===== Record extracts =====

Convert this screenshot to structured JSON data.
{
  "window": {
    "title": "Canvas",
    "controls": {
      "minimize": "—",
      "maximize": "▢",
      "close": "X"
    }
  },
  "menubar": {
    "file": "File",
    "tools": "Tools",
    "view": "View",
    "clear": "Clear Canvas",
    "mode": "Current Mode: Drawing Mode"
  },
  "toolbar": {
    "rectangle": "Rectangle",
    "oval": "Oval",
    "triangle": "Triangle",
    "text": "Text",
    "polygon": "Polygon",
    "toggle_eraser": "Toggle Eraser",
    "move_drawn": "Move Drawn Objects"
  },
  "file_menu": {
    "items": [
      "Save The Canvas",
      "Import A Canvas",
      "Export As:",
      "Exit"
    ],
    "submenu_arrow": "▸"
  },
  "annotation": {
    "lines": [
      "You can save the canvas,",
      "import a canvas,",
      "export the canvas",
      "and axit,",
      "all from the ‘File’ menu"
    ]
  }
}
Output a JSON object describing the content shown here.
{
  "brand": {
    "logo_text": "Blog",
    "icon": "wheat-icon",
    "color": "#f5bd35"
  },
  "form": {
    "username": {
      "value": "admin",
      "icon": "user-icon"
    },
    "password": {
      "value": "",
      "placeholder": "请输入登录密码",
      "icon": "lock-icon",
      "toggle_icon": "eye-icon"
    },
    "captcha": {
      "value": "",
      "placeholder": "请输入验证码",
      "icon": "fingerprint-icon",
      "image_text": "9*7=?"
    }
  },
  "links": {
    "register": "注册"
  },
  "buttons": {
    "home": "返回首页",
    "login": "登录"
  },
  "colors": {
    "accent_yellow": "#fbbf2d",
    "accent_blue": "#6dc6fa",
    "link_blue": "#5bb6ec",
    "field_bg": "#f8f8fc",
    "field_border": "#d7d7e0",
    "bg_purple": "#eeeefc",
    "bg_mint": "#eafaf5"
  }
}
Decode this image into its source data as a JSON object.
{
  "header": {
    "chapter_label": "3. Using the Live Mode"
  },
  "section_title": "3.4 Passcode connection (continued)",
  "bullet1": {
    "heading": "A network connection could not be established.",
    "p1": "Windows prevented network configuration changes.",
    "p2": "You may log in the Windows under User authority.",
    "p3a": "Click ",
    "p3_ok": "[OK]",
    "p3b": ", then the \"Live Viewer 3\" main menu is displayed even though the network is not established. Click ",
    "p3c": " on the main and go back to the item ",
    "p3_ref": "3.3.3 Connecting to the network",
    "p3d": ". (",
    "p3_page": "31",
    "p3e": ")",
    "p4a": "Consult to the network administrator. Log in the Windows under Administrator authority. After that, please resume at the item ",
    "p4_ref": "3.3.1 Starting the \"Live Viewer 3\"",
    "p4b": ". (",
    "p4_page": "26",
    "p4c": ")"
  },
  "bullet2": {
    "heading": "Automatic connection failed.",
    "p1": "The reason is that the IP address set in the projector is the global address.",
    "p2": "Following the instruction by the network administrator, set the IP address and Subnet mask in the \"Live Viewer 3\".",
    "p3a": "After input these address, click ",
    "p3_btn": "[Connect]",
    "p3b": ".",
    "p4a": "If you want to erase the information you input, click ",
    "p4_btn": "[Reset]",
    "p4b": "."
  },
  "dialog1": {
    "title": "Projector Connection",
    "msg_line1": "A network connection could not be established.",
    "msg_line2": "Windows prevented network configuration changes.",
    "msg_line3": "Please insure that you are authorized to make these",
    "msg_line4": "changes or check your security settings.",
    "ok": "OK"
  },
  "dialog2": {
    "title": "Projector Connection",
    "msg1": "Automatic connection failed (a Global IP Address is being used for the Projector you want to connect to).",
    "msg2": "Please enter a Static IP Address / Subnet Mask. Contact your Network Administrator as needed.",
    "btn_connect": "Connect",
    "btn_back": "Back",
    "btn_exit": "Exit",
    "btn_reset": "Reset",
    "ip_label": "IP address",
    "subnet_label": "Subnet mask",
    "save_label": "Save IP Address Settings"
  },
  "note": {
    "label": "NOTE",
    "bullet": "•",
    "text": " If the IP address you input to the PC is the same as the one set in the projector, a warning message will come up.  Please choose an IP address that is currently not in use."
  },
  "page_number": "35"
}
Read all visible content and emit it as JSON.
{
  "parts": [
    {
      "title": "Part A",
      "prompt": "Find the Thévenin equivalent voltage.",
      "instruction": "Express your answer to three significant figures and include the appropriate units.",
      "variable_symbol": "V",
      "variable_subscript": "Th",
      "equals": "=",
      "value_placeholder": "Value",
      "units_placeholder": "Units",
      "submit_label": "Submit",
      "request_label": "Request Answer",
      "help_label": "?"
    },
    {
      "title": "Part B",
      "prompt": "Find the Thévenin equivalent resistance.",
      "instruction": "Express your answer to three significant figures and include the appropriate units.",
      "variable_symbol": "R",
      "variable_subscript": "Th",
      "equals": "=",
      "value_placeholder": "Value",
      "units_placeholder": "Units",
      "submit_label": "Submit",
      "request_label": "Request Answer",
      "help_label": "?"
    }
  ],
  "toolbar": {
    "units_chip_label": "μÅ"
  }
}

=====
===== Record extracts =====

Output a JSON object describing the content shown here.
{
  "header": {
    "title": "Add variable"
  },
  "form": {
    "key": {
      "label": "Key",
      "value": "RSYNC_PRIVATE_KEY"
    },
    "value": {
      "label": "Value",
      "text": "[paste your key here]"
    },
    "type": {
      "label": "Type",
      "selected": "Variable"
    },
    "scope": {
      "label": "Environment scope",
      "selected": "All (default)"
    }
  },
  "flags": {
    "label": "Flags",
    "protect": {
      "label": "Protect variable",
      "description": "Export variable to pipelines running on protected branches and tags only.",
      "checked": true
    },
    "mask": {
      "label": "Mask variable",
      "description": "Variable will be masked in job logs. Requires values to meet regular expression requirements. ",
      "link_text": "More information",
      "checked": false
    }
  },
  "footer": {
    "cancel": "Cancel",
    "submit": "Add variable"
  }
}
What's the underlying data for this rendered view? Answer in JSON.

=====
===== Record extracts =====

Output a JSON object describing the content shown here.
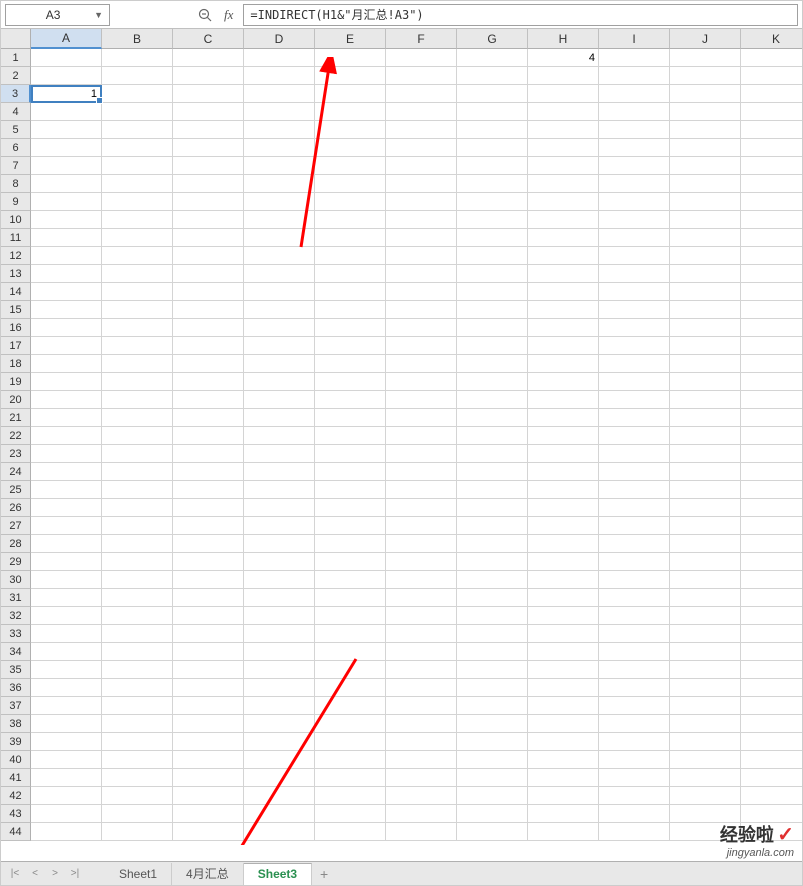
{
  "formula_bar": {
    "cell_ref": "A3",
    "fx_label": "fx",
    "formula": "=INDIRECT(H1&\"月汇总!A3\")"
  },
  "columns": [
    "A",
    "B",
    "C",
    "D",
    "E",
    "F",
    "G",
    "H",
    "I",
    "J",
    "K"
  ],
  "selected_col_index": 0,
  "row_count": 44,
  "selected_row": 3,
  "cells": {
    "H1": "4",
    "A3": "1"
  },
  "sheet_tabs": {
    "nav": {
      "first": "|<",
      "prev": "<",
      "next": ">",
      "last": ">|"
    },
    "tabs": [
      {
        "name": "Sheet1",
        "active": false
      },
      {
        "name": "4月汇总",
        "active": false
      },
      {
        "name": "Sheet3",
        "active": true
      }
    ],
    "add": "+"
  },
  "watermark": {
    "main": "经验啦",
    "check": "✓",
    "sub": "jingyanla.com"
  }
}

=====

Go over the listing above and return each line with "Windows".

◆ **Problem solution**:
    "p1": "Windows prevented network configuration changes.",
    "p2": "You may log in the Windows under User authority.",
    "p4a": "Consult to the network administrator. Log in the Windows under Administrator authority. After that, please resume at the item ",
    "msg_line2": "Windows prevented network configuration changes.",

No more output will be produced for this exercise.